* WHAT YOU ARE ASKED TO DO *
Among the entries that follow, find every line with the word "verify" and list it.

* SUPPLIED DATA *
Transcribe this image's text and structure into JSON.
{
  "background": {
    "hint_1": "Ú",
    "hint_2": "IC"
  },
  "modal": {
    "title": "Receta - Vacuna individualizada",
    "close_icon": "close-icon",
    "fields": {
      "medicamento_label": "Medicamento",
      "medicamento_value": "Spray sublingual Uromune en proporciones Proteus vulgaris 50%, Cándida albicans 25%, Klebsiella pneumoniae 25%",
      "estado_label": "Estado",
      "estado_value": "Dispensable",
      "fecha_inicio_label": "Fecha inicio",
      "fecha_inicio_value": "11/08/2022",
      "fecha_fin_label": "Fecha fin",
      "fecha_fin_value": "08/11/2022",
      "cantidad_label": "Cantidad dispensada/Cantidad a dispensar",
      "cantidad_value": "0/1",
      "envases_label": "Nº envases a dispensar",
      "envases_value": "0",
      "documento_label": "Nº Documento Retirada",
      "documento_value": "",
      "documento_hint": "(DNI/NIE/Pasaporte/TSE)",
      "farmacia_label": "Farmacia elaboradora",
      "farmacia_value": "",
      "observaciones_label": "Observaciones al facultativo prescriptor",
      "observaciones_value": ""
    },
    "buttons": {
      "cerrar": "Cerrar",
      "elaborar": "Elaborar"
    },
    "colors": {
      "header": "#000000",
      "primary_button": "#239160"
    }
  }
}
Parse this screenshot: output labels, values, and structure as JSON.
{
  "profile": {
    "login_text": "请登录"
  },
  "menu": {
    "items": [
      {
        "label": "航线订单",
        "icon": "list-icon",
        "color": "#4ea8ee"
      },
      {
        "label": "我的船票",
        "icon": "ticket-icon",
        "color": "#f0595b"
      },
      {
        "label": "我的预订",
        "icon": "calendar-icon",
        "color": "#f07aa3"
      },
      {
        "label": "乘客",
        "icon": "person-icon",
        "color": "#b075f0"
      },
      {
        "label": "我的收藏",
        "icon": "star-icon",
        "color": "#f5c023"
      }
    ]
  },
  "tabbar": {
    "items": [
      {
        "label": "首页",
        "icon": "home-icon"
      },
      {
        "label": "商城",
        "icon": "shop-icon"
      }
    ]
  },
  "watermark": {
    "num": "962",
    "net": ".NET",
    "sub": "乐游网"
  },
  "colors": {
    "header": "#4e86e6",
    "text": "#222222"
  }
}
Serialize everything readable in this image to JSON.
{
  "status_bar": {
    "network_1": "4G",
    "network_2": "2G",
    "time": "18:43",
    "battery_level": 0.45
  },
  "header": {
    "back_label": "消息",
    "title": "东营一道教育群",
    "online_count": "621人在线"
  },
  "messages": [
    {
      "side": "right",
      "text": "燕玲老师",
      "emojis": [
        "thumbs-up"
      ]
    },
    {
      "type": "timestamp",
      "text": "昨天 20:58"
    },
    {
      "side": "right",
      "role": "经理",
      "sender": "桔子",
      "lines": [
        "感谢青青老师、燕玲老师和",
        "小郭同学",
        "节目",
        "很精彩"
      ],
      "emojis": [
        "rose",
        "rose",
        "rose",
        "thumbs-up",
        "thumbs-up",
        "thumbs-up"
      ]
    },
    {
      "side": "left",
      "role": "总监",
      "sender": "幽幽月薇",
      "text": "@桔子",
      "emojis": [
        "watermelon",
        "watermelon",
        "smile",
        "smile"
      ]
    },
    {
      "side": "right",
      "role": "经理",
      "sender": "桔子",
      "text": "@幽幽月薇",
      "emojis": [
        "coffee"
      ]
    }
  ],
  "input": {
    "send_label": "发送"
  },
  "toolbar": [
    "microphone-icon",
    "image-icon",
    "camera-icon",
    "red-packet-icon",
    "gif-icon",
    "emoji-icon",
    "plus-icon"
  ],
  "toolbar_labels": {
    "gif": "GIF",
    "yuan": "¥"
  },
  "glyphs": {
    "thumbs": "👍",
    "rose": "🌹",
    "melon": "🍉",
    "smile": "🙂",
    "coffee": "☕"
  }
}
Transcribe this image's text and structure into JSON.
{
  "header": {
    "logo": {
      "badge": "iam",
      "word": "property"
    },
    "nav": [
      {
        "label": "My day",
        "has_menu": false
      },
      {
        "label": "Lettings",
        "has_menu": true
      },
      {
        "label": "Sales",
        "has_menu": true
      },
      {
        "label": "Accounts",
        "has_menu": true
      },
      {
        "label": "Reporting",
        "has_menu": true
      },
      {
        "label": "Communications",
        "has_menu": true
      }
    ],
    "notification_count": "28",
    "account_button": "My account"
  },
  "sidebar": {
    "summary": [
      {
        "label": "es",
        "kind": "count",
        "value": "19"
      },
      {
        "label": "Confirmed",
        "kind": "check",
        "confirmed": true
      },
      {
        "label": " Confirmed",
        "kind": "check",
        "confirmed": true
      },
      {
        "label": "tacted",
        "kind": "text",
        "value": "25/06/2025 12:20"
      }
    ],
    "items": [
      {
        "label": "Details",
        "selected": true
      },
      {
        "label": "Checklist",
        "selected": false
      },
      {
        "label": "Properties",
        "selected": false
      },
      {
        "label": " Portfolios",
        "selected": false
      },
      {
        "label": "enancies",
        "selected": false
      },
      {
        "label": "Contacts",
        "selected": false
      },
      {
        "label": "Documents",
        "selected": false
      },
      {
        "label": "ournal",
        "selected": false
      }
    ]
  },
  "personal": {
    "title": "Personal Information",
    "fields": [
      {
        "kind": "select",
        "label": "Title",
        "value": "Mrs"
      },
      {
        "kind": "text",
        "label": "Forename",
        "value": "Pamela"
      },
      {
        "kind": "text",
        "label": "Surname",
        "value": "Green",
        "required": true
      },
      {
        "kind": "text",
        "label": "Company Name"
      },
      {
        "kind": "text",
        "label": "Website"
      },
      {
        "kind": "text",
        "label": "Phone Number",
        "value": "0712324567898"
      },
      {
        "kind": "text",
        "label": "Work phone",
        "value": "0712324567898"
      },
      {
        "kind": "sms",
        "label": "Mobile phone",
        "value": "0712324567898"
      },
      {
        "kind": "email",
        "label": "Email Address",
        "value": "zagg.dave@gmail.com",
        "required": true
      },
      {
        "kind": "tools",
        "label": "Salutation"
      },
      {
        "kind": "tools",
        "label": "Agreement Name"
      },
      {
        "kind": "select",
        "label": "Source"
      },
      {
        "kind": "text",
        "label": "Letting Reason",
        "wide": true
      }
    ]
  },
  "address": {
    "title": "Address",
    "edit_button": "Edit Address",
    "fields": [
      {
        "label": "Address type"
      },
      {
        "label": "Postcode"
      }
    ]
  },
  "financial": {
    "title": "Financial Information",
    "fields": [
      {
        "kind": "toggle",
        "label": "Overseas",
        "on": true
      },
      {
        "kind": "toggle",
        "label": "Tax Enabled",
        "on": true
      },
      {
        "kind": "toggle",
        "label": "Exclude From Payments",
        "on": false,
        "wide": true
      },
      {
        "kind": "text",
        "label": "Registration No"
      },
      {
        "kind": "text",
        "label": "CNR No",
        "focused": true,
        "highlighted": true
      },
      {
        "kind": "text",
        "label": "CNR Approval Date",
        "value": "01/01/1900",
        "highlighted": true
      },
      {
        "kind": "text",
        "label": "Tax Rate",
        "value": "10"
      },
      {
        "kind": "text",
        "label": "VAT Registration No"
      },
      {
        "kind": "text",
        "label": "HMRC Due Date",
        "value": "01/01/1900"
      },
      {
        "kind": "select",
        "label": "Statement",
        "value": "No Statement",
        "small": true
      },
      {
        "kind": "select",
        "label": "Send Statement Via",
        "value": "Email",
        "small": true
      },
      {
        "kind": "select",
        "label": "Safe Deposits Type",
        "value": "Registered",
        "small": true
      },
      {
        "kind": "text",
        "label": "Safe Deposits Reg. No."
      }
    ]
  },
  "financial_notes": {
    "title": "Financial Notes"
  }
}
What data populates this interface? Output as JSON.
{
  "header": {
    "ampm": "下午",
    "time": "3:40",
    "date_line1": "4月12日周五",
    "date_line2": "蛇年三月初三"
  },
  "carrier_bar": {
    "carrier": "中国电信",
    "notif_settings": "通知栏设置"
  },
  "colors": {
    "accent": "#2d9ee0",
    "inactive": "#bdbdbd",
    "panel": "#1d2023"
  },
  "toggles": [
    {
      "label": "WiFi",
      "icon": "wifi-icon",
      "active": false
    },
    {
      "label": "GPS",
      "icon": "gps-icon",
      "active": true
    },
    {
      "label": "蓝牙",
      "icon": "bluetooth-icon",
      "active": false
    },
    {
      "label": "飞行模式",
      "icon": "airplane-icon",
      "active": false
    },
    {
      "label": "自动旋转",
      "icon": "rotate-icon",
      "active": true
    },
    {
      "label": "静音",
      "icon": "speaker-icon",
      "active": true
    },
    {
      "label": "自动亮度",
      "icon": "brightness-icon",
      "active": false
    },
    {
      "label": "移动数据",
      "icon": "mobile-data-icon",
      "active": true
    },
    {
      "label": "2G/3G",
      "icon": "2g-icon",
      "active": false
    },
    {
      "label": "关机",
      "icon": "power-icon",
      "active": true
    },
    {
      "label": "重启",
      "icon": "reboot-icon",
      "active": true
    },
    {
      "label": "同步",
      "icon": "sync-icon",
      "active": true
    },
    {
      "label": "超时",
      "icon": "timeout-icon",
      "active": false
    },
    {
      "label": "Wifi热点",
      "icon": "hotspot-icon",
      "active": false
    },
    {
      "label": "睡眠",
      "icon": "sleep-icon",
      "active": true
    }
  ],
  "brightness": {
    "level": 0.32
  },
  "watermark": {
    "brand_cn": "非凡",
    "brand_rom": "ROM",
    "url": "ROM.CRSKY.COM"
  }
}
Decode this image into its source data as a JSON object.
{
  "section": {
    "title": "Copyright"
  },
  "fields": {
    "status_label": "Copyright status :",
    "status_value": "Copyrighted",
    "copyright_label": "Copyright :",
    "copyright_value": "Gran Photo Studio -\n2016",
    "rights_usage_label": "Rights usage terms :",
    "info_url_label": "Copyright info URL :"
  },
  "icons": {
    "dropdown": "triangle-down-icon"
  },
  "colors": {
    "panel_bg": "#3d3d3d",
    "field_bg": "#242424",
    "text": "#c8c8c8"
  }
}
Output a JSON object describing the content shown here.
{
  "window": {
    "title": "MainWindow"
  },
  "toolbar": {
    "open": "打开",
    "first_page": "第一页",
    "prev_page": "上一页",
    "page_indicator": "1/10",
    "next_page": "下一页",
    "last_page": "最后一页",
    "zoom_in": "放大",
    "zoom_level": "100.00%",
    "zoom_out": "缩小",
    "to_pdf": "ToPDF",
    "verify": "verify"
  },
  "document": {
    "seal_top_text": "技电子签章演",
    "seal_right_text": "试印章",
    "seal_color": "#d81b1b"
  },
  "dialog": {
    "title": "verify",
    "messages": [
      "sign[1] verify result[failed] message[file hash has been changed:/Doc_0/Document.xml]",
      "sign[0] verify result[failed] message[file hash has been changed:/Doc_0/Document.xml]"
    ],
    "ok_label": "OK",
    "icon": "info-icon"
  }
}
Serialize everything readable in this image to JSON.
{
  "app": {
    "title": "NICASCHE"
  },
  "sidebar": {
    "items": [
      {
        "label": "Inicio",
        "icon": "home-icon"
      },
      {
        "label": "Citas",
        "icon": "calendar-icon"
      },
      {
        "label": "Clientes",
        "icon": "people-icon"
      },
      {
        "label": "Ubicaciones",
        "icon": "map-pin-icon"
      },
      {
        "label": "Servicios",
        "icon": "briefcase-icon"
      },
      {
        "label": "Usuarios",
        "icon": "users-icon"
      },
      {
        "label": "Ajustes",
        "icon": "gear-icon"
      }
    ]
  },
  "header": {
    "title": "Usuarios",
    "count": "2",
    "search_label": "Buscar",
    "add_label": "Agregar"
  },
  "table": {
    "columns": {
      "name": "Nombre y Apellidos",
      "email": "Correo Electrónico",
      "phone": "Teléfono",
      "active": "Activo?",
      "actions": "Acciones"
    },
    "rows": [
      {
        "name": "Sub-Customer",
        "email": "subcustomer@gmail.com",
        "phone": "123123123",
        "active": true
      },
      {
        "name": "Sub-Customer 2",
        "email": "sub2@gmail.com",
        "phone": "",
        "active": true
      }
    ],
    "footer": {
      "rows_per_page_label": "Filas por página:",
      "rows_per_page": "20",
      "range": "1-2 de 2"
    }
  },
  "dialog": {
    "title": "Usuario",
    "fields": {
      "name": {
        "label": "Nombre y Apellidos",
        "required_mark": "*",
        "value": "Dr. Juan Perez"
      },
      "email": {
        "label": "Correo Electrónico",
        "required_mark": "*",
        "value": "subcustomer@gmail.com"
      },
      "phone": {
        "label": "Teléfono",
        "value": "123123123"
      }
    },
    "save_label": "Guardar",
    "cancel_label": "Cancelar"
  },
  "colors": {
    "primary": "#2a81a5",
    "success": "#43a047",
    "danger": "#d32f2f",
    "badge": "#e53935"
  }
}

* ANSWER SPACE *
    "verify": "verify"
    "title": "verify",
      "sign[1] verify result[failed] message[file hash has been changed:/Doc_0/Document.xml]",
      "sign[0] verify result[failed] message[file hash has been changed:/Doc_0/Document.xml]"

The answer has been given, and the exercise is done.